The Commission on Fake News and the Teaching of Critical Literacy Skills, run by the All-Party Parliamentary Group (APPG) on Literacy and the National Literacy Trust, as well as partners Facebook, First News and The Day, has gathered a wealth of evidence over the past year on the impact of fake news on children and young people, as well as the skills children need to be able to spot it.
This report details the findings of the Commission's primary, secondary and teachers surveys about fake news, includes submissions from our call for written evidence and outlines the Commission's recommendations for specific action areas for government, schools, families, media organisations, commercial and third sector organisations and young people.
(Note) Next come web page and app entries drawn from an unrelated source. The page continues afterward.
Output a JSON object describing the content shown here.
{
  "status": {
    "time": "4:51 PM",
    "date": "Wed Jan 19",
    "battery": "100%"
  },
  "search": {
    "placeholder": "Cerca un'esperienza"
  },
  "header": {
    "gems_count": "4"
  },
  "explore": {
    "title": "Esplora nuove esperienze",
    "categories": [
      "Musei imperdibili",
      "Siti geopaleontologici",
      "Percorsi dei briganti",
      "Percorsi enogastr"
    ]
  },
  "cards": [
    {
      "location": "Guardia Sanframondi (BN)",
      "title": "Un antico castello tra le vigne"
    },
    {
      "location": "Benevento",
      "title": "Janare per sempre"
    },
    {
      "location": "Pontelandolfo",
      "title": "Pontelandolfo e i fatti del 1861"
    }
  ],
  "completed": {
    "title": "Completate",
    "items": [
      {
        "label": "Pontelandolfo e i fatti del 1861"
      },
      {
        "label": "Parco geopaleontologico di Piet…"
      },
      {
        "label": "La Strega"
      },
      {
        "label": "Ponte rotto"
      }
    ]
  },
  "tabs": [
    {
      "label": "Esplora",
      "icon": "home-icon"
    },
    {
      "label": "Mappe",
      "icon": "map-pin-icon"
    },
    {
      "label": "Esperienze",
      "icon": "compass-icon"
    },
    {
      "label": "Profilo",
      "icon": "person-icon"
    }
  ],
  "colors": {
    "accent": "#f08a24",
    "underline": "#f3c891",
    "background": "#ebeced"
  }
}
Key findings include:
- Only 2% of children have the critical literacy skills they need to tell if a news story is real or fake
- Half of children (49.9%) are worried about not being able to spot fake news
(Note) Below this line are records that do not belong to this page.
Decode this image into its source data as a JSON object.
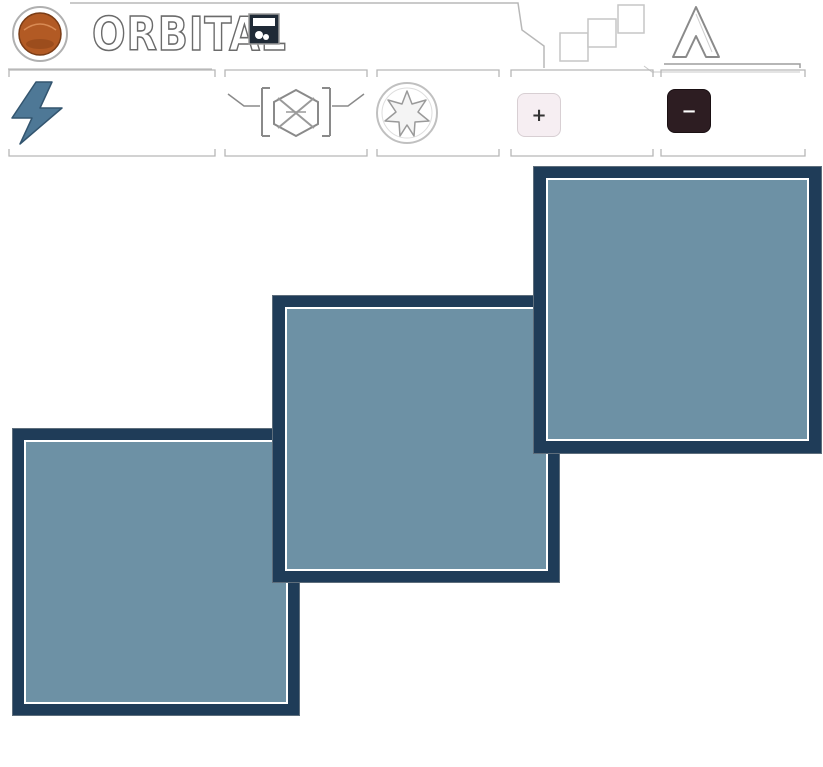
{
  "header": {
    "title": "ORBITAL"
  },
  "toolbar": {
    "zoom_in_label": "+",
    "zoom_out_label": "−"
  },
  "board": {
    "tiles": [
      {
        "name": "tile-left"
      },
      {
        "name": "tile-middle"
      },
      {
        "name": "tile-right"
      }
    ]
  },
  "colors": {
    "tile_fill": "#6d91a5",
    "tile_border": "#1f3c58",
    "tile_inner_line": "#ffffff",
    "logo_orange": "#b25a24",
    "zoom_in_bg": "#f6eef2",
    "zoom_out_bg": "#2d1d22",
    "lightning_blue": "#4e7896",
    "outline_gray": "#9a9a9a"
  },
  "icons": {
    "logo": "orb-logo-icon",
    "flag": "flag-icon",
    "steps": "stairs-icon",
    "arrow": "triangle-arrow-icon",
    "lightning": "lightning-icon",
    "hex": "hexagon-rune-icon",
    "star": "star-badge-icon"
  }
}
- Two-thirds of children (60.6%) now trust the news less as a result of fake news
- Two-thirds of teachers (60.9%) believe fake news is harming children’s well-being, increasing their anxiety levels
- Half of teachers (53.5%) believe that the national curriculum does not equip children with the literacy skills they need to identify fake news